## Exercise description
Search the data for the word "your" and copy out every line that has it.

### Provided information ###

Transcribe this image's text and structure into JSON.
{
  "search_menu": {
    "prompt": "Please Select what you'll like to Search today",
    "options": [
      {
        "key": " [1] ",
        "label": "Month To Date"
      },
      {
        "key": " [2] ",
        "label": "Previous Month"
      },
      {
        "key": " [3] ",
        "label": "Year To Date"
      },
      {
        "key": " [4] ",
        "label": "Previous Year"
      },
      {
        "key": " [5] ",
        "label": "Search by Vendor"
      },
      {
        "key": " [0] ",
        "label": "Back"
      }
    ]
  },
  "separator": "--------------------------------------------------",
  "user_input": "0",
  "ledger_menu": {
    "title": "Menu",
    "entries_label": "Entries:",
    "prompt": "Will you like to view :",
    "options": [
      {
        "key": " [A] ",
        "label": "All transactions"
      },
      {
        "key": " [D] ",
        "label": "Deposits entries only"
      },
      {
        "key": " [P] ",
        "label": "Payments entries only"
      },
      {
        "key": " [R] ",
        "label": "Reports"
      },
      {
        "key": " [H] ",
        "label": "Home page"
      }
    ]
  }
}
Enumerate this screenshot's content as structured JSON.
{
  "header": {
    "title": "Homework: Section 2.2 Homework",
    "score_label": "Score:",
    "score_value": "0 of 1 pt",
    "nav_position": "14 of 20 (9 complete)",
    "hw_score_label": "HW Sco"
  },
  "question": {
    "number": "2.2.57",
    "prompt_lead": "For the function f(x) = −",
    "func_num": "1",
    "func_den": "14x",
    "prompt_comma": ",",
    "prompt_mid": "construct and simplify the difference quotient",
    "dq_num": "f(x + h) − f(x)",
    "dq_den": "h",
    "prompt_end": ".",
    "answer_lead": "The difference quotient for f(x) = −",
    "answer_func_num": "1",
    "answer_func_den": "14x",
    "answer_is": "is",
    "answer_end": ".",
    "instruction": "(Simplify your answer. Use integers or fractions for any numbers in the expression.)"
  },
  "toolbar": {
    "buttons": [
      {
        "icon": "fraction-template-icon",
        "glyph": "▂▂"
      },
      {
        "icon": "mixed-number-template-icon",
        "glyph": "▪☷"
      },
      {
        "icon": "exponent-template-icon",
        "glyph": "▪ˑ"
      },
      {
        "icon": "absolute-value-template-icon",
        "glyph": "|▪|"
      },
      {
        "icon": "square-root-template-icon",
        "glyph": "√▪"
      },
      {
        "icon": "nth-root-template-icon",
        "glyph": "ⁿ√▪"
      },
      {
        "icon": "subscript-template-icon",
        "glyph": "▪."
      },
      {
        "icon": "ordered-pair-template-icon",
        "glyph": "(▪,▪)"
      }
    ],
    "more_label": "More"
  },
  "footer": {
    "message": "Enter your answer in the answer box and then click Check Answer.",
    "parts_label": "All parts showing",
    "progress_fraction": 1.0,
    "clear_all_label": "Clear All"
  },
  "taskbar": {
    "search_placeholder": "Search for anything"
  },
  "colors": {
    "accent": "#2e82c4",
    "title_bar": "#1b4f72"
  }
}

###

## Result of this task
    "instruction": "(Simplify your answer. Use integers or fractions for any numbers in the expression.)"
    "message": "Enter your answer in the answer box and then click Check Answer.",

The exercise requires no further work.